» Task objective: Every entry below needs to be repeated exactly as written.

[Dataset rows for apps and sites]
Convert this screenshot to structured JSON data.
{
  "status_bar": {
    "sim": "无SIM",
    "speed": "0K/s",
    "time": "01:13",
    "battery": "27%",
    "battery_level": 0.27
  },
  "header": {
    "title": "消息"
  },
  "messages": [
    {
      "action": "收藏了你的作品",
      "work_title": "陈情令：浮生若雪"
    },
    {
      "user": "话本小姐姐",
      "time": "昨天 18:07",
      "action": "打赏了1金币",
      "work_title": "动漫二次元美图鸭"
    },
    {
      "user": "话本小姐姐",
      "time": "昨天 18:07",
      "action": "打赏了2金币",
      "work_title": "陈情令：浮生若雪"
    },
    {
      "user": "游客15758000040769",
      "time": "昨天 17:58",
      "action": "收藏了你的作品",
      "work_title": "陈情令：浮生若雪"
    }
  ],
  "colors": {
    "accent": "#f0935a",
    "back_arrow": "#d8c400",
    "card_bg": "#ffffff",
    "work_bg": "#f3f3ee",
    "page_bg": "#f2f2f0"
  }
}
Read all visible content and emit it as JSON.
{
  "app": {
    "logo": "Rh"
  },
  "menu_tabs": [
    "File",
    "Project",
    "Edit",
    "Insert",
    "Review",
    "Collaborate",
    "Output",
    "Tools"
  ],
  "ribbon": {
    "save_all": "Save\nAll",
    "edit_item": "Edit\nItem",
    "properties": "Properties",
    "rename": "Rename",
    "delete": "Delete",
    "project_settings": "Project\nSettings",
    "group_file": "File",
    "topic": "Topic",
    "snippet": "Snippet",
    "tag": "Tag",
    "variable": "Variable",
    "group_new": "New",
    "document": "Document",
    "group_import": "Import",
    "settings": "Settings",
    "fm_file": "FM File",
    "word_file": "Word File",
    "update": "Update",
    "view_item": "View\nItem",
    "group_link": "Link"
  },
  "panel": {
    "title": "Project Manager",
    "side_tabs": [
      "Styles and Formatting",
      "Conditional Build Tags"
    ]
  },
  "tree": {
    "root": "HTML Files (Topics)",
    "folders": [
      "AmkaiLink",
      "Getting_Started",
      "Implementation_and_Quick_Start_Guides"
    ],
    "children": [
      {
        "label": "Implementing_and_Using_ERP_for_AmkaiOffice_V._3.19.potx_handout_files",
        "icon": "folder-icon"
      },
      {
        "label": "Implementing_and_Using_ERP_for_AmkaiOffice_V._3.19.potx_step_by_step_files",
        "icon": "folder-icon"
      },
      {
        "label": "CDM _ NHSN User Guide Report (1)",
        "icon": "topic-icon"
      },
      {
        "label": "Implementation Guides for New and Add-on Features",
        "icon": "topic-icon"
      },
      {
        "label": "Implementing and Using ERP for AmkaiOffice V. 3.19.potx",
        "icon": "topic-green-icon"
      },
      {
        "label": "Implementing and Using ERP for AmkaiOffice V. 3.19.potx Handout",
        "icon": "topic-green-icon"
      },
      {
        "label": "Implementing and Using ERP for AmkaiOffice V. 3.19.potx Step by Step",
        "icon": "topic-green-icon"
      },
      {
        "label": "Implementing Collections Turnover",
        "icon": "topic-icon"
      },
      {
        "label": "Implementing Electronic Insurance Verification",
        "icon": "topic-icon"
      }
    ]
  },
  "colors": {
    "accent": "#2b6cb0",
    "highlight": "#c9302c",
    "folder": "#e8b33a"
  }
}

» Result of this task:
Convert this screenshot to structured JSON data.
{
  "status_bar": {
    "sim": "无SIM",
    "speed": "0K/s",
    "time": "01:13",
    "battery": "27%",
    "battery_level": 0.27
  },
  "header": {
    "title": "消息"
  },
  "messages": [
    {
      "action": "收藏了你的作品",
      "work_title": "陈情令：浮生若雪"
    },
    {
      "user": "话本小姐姐",
      "time": "昨天 18:07",
      "action": "打赏了1金币",
      "work_title": "动漫二次元美图鸭"
    },
    {
      "user": "话本小姐姐",
      "time": "昨天 18:07",
      "action": "打赏了2金币",
      "work_title": "陈情令：浮生若雪"
    },
    {
      "user": "游客15758000040769",
      "time": "昨天 17:58",
      "action": "收藏了你的作品",
      "work_title": "陈情令：浮生若雪"
    }
  ],
  "colors": {
    "accent": "#f0935a",
    "back_arrow": "#d8c400",
    "card_bg": "#ffffff",
    "work_bg": "#f3f3ee",
    "page_bg": "#f2f2f0"
  }
}
Read all visible content and emit it as JSON.
{
  "app": {
    "logo": "Rh"
  },
  "menu_tabs": [
    "File",
    "Project",
    "Edit",
    "Insert",
    "Review",
    "Collaborate",
    "Output",
    "Tools"
  ],
  "ribbon": {
    "save_all": "Save\nAll",
    "edit_item": "Edit\nItem",
    "properties": "Properties",
    "rename": "Rename",
    "delete": "Delete",
    "project_settings": "Project\nSettings",
    "group_file": "File",
    "topic": "Topic",
    "snippet": "Snippet",
    "tag": "Tag",
    "variable": "Variable",
    "group_new": "New",
    "document": "Document",
    "group_import": "Import",
    "settings": "Settings",
    "fm_file": "FM File",
    "word_file": "Word File",
    "update": "Update",
    "view_item": "View\nItem",
    "group_link": "Link"
  },
  "panel": {
    "title": "Project Manager",
    "side_tabs": [
      "Styles and Formatting",
      "Conditional Build Tags"
    ]
  },
  "tree": {
    "root": "HTML Files (Topics)",
    "folders": [
      "AmkaiLink",
      "Getting_Started",
      "Implementation_and_Quick_Start_Guides"
    ],
    "children": [
      {
        "label": "Implementing_and_Using_ERP_for_AmkaiOffice_V._3.19.potx_handout_files",
        "icon": "folder-icon"
      },
      {
        "label": "Implementing_and_Using_ERP_for_AmkaiOffice_V._3.19.potx_step_by_step_files",
        "icon": "folder-icon"
      },
      {
        "label": "CDM _ NHSN User Guide Report (1)",
        "icon": "topic-icon"
      },
      {
        "label": "Implementation Guides for New and Add-on Features",
        "icon": "topic-icon"
      },
      {
        "label": "Implementing and Using ERP for AmkaiOffice V. 3.19.potx",
        "icon": "topic-green-icon"
      },
      {
        "label": "Implementing and Using ERP for AmkaiOffice V. 3.19.potx Handout",
        "icon": "topic-green-icon"
      },
      {
        "label": "Implementing and Using ERP for AmkaiOffice V. 3.19.potx Step by Step",
        "icon": "topic-green-icon"
      },
      {
        "label": "Implementing Collections Turnover",
        "icon": "topic-icon"
      },
      {
        "label": "Implementing Electronic Insurance Verification",
        "icon": "topic-icon"
      }
    ]
  },
  "colors": {
    "accent": "#2b6cb0",
    "highlight": "#c9302c",
    "folder": "#e8b33a"
  }
}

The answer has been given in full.